***** DATA SUPPLIED

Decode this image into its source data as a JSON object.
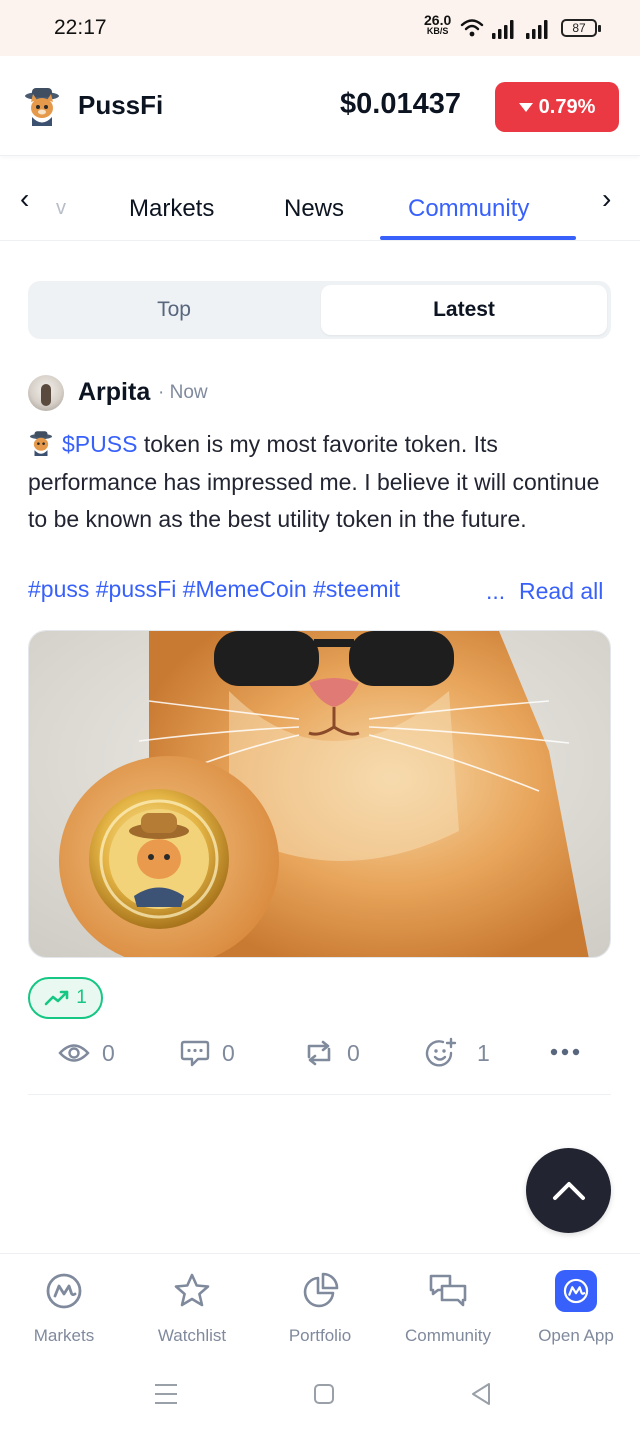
{
  "status_bar": {
    "time": "22:17",
    "net_speed": "26.0",
    "net_unit": "KB/S",
    "battery": "87"
  },
  "header": {
    "coin_name": "PussFi",
    "price": "$0.01437",
    "change": "0.79%",
    "change_color": "#ea3943"
  },
  "tabs": {
    "prev_arrow": "‹",
    "next_arrow": "›",
    "partial": "v",
    "items": [
      "Markets",
      "News",
      "Community"
    ],
    "active": "Community",
    "accent": "#3861fb"
  },
  "segment": {
    "top_label": "Top",
    "latest_label": "Latest",
    "active": "Latest"
  },
  "post": {
    "author": "Arpita",
    "time": "· Now",
    "cashtag": "$PUSS",
    "text": " token is my most favorite token. Its performance has impressed me. I believe it will continue to be known as the best utility token in the future.",
    "hashtags": "#puss #pussFi #MemeCoin #steemit",
    "ellipsis": "...",
    "read_all": "Read all",
    "trend_count": "1",
    "stats": {
      "views": "0",
      "comments": "0",
      "reposts": "0",
      "reactions": "1"
    }
  },
  "bottom_nav": {
    "items": [
      {
        "label": "Markets",
        "icon": "markets-icon"
      },
      {
        "label": "Watchlist",
        "icon": "star-icon"
      },
      {
        "label": "Portfolio",
        "icon": "pie-chart-icon"
      },
      {
        "label": "Community",
        "icon": "chat-bubbles-icon"
      },
      {
        "label": "Open App",
        "icon": "app-logo-icon"
      }
    ]
  }
}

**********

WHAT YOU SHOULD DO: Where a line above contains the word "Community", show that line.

YOUR RESPONSE:
      "Community"
    "active": "Community",
        "label": "Community",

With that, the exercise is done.